Copy each line of the material below that includes the string "printf".
◆ ◆ ◆ ◆
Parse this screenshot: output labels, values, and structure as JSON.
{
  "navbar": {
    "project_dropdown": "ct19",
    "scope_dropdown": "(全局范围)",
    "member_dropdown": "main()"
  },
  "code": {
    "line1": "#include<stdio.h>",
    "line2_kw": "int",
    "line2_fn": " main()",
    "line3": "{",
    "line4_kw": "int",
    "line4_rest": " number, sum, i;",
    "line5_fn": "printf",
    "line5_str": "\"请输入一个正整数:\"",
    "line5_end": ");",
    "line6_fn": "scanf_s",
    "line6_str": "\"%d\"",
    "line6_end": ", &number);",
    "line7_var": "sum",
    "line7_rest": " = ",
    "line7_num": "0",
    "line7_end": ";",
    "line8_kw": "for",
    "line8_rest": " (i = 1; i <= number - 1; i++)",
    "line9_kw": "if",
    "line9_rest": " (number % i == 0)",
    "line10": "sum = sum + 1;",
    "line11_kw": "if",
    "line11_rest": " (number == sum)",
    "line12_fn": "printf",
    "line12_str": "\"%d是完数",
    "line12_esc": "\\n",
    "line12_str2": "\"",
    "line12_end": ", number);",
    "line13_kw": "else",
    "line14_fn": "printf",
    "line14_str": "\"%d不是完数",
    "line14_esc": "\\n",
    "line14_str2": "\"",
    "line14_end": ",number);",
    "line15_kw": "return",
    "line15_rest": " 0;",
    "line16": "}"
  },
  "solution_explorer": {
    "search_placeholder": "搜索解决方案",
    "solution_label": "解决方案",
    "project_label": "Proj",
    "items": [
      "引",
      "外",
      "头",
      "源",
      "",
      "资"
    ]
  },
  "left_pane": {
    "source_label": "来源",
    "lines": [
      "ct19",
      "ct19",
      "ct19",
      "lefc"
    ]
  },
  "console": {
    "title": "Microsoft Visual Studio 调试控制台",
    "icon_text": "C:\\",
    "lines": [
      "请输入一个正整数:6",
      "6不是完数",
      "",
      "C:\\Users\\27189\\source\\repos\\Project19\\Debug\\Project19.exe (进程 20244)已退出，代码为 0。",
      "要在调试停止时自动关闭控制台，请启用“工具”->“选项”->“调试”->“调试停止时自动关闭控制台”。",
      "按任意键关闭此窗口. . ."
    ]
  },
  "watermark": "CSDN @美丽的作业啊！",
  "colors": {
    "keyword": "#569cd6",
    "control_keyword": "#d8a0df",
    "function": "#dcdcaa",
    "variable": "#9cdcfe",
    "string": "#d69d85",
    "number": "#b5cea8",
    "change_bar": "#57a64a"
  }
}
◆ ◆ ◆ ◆
▶ **TASK RESPONSE**:
    "line5_fn": "printf",
    "line12_fn": "printf",
    "line14_fn": "printf",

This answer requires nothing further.